Search the records for the word "book" and pick out every line that has it.

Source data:
---*---

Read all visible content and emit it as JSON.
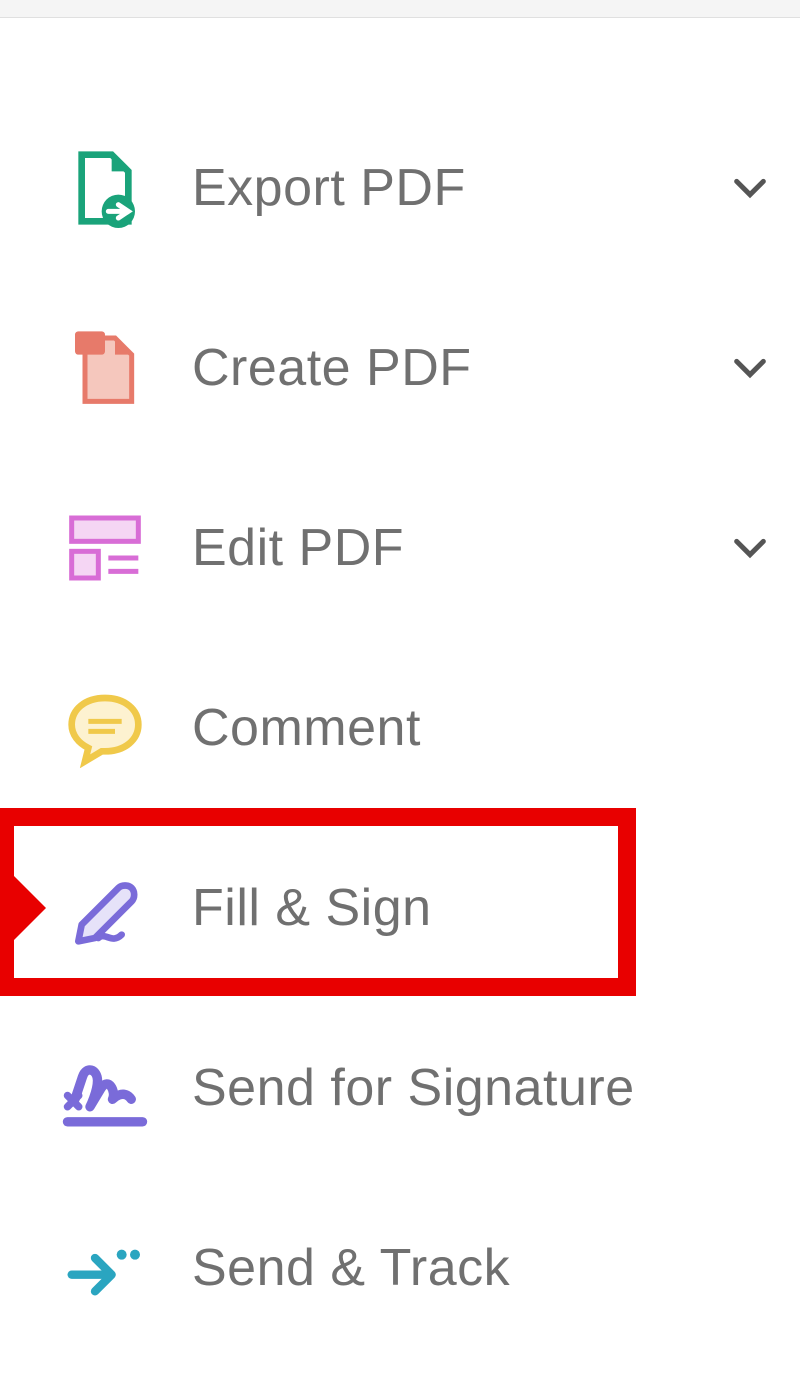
{
  "tools": [
    {
      "id": "export-pdf",
      "label": "Export PDF",
      "icon": "export-pdf-icon",
      "expandable": true,
      "highlighted": false
    },
    {
      "id": "create-pdf",
      "label": "Create PDF",
      "icon": "create-pdf-icon",
      "expandable": true,
      "highlighted": false
    },
    {
      "id": "edit-pdf",
      "label": "Edit PDF",
      "icon": "edit-pdf-icon",
      "expandable": true,
      "highlighted": false
    },
    {
      "id": "comment",
      "label": "Comment",
      "icon": "comment-icon",
      "expandable": false,
      "highlighted": false
    },
    {
      "id": "fill-sign",
      "label": "Fill & Sign",
      "icon": "fill-sign-icon",
      "expandable": false,
      "highlighted": true
    },
    {
      "id": "send-signature",
      "label": "Send for Signature",
      "icon": "send-signature-icon",
      "expandable": false,
      "highlighted": false
    },
    {
      "id": "send-track",
      "label": "Send & Track",
      "icon": "send-track-icon",
      "expandable": false,
      "highlighted": false
    }
  ],
  "colors": {
    "export": "#1aa37a",
    "create": "#e77a6a",
    "edit": "#d86dd6",
    "comment": "#f0c94a",
    "sign": "#7a6bd9",
    "track": "#2aa5c0",
    "highlight": "#e80000",
    "text": "#707070"
  }
}
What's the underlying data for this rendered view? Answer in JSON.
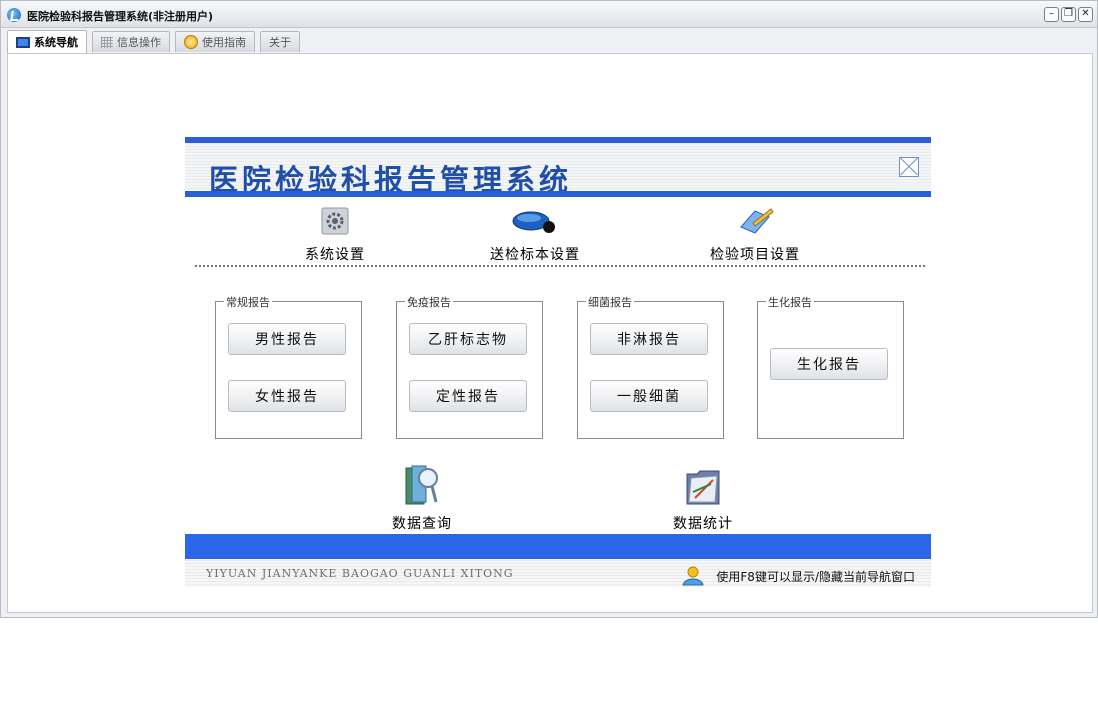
{
  "window": {
    "title": "医院检验科报告管理系统(非注册用户)"
  },
  "tabs": [
    {
      "label": "系统导航",
      "icon": "monitor-icon",
      "active": true
    },
    {
      "label": "信息操作",
      "icon": "grid-icon",
      "active": false
    },
    {
      "label": "使用指南",
      "icon": "help-icon",
      "active": false
    },
    {
      "label": "关于",
      "icon": "",
      "active": false
    }
  ],
  "panel": {
    "title": "医院检验科报告管理系统",
    "top_items": [
      {
        "label": "系统设置",
        "icon": "gear-icon"
      },
      {
        "label": "送检标本设置",
        "icon": "blade-icon"
      },
      {
        "label": "检验项目设置",
        "icon": "edit-book-icon"
      }
    ],
    "groups": [
      {
        "title": "常规报告",
        "buttons": [
          "男性报告",
          "女性报告"
        ]
      },
      {
        "title": "免疫报告",
        "buttons": [
          "乙肝标志物",
          "定性报告"
        ]
      },
      {
        "title": "细菌报告",
        "buttons": [
          "非淋报告",
          "一般细菌"
        ]
      },
      {
        "title": "生化报告",
        "buttons": [
          "生化报告"
        ]
      }
    ],
    "bottom_items": [
      {
        "label": "数据查询",
        "icon": "search-book-icon"
      },
      {
        "label": "数据统计",
        "icon": "folder-chart-icon"
      }
    ],
    "footer_left": "YIYUAN JIANYANKE BAOGAO GUANLI XITONG",
    "footer_right": "使用F8键可以显示/隐藏当前导航窗口"
  },
  "colors": {
    "accent": "#2a5fd8",
    "title_text": "#1f4fa8",
    "footer_bar": "#2c66e8"
  }
}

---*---

REPLY TO THE TASK.
        "icon": "edit-book-icon"
        "icon": "search-book-icon"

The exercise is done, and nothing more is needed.